Retraction is a great way to reduce strings or blobs on the outside of your prints. In this article, we explore what retraction is, why retraction is employed, and how retraction settings are tweaked to produce the perfect print.
When the print head travels between two points, filament is notorious for oozing from the nozzle. This forms strings or blobs on your prints that are just plain annoying.
One way to eliminate this problem is to enable retraction in your slicer. This setting tells the extruder to pull a specified length of filament back into the nozzle at a specified speed. When material is temporarily retracted from the nozzle, oozing is much less likely. With the perfect retraction settings for your printer, you shouldn’t see any stringing, oozing, or even blobbing.
3D printer retraction speed is one of three main retraction settings. It determines the speed at which the extruder retracts the filament. Before discussing it any further, however, we should first take a look at retraction distance. Finally, we’ll also talk about minimum travel distance.
3D printer retraction distance defines the length of filament to be retracted by the extruder motor.
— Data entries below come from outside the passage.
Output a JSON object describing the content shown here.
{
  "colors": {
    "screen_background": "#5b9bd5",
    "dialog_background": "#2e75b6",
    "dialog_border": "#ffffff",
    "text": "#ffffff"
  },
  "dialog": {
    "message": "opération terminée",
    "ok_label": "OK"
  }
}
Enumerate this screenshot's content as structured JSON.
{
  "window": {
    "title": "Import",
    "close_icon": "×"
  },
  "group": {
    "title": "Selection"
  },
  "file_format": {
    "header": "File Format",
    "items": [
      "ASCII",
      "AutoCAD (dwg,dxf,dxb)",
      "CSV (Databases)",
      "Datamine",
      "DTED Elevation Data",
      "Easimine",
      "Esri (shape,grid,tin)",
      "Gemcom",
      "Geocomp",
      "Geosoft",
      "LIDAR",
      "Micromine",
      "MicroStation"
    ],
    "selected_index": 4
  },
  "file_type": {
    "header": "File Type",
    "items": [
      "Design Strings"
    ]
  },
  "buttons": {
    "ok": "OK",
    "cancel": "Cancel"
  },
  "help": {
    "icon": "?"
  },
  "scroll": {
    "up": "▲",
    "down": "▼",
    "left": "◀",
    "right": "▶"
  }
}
The longer this distance, the further from the nozzle the filament is pulled. If this distance is set too low, the filament will still be able to ooze from the nozzle. If set too high, the filament will be pulled too far back.
Setting retraction distance too high is a problem because the filament can take a long time to start extruding again. It may also cause clogs.
As a rule of thumb, don’t select a retraction distance greater than the length of your nozzle. Many printers use a retraction distance between 2 and 7 mm. Tweak this setting by 1-mm increments until you find the perfect distance.
3D printer retraction speed is the speed with which the extruder retracts the filament. If too slow, the filament will have time to leak from the nozzle to create hairs and blobs. If too fast, there will be a delay before the material begins to extrude again.
Usually, your slicer’s default retraction speed works well. If not, tweak this setting in 5-mm/s increments until the appropriate speed is achieved.
Minimum Travel distance defines the minimum distance required to enable retraction. For example, if set to 2 mm, an extruder won’t retract filament if the print head was only traveling 1.2 mm.
If you’re struggling with strings spanning short distances, you should decrease this distance. Start with a minimum travel distance of 1 mm and adjust it by .5-mm increments until you find the perfect distance.
Make sure not to set this value too low. Doing so may cause the extruder to grind the filament through excessive pushing and pulling.
License: The text of "3D Printer Retraction Speed – What Does It Mean?" by All3DP is licensed under a Creative Commons Attribution 4.0 International License.
Subscribe to updates from All3DP
You are subscribed to updates from All3DP
You can’t subscribe to updates from All3DP. Learn more…